“Crazy Stone” is the latest offering from Hong Kong megastar Andy Lau’s “FOCUS: First Cuts”, a scheme designed to help young Asian film makers. The film has been a genuine sensation at the Chinese box office, raking in more than 17 million RMB (over US$2 million), an incredible figure for such a low budget production. The film marks the arrival proper of 28-year old Chinese director Ning Hao, whose two previous works “Incense” and “Mongolian Pingpong” both played at several international film festivals, with the former winning the Grand Prize at Tokyo Filmex in 2003. Here, Ning turns his hand to criminal farce to great effect, weaving a tangled web of blundering theft and misunderstandings.
The film begins with the discovery of a priceless jade stone at a dilapidated factory which is on the verge of being demolished by a greedy property developer. Seeing the stone as a means of making enough money to keep the wolves at bay, the factory owner decides to put it on show in a run down temple while he tries to find a buyer, appointing factory worker and ex-detective Bao (actor Guo Tao, recently in the Hong Kong breast cancer comedy “2 Become 1”) as chief of security. The poor man, already suffering from prostrate troubles, soon has his hands full as an incompetent trio of thieves, a professional burglar hired by the unscrupulous developer, and the factory owner’s slimy son try all manner of tricky schemes to get their grubby paws on the stone.
Although “Crazy Stone” has been branded by some as the Chinese equivalent of “Ocean’s Eleven”, Ning Hao’s film is arguably more cleverly constructed and benefits from having a far more vivid and believable set of characters who are well written and don’t simply rely upon audience familiarity with the actors. The film’s plot is wonderfully intricate, with Ning showing great skills as a story teller, taking a simple scenario and packing it with delightful twists, gradually allowing the tension to build as incompetence piles upon incompetence, leaving the gripped viewer with little clue as to where and with whom the stone will end up. Almost every event in the film has a knock on effect, with the various groups of characters unwittingly being joined together in a complex dance. Ning plays upon this to great comical effect, giving the film a wry sense of irony, and through a supreme act of narrative juggling manages to avoid any sense of contrivance.
The film is very funny, both in terms of clever dialogue and situations, as well as in its use of broad physical humour. However, Ning never lets things go overboard, and though there is plenty of slapstick, the film never ventures into Stephen Chow-style surrealism, or strays from its believable and engaging scenario. There are a great many laugh out loud moments, especially towards the end as the characters very slowly come to see the bigger picture, leading to some amusingly fitting, though unforced resolutions.

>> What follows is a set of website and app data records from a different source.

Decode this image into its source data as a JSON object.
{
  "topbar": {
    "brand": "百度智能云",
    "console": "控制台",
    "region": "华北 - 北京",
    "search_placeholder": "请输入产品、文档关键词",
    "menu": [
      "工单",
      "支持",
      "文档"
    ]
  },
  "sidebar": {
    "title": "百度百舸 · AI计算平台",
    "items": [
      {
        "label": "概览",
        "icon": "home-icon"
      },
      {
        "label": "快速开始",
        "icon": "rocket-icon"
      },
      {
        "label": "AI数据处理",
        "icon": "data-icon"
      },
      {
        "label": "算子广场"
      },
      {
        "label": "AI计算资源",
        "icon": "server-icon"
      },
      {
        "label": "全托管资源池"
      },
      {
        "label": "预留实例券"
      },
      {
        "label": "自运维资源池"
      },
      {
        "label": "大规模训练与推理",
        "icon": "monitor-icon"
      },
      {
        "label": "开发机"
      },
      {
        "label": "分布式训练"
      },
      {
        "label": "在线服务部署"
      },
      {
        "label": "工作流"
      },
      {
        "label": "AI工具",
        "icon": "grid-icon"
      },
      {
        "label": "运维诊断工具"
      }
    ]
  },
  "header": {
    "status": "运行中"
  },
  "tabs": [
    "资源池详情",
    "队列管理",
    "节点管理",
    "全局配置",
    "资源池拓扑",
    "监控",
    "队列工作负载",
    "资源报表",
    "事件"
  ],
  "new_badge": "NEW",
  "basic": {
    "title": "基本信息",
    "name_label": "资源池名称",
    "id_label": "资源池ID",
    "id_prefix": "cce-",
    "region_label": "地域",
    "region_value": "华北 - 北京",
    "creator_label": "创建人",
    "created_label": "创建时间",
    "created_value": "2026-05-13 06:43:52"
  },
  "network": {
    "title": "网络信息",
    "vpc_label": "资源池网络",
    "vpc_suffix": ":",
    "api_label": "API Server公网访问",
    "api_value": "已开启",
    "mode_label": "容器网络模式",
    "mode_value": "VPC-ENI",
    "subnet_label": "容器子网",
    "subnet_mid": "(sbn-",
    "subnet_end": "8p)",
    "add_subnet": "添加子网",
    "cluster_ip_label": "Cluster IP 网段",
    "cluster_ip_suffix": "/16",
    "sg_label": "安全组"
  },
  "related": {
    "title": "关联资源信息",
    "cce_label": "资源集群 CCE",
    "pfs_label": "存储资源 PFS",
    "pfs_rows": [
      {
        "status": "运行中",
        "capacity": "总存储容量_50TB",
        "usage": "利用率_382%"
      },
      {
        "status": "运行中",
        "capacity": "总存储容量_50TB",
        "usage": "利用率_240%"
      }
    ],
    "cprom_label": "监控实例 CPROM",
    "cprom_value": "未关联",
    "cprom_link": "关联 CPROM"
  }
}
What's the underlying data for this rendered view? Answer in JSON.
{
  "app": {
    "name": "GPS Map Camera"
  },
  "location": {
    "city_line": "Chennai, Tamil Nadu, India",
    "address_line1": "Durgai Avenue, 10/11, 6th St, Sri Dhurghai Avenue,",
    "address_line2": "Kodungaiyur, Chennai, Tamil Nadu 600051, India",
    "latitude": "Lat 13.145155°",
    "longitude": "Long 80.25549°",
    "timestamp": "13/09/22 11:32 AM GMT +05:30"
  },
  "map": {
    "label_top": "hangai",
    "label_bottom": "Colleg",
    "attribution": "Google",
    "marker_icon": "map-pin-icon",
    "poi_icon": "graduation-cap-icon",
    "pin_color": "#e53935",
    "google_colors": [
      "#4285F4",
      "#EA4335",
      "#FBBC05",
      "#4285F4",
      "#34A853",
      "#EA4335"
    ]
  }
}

Ning’s direction is excellent throughout, and he employs a variety of technical tricks, including split screen work and some crazy but inventive editing, all of which compliments the narrative rather than simply included for the sake of showing off. He manages to keep things moving at a frenzied pace for most of the running time, with plenty of action and fiendishly designed set pieces to raise the viewer’s pulse. Although there are a few brief bursts of violence, the tone is generally kept playful, which is a wise move on the director’s part, allowing him to give the film its own identity as opposed to simply going down the usual gritty, hardboiled robbery gone wrong route.
“Crazy Stone” is simply a great film, highly entertaining, and enjoyable, and breathes new life into the comic heist caper which has long grown stale in the West. It stands not only as one of the best Chinese films of the last few years, but one of the best examples of low budget film making from anywhere in the world for some time. Indeed, Ning has worked wonders with his limited resources, and the results are worth a hundred of recent bloated Chinese shlockbusters like “The Promise” or “The Banquet”. Certainly, it is great to see a director with the confidence to make a film with a real local feel to it, rather than churning out yet another would be wuxia epic.
Hao Ning (director) / Zhang Cheng, Hao Ning, Xiaojun Yue, Cheng Zhang (screenplay)
CAST: Huang Bo …. Hei Pi
Zhonghua Chen …. Factory director
Jie Du …. Man with girl in the limo
Tao Guo …. Shihong Bao
Shu Hou …. Qingqing
Bo Huang …. Heipi
Teddy Lin …. Mike
Gang Liu …. San Bao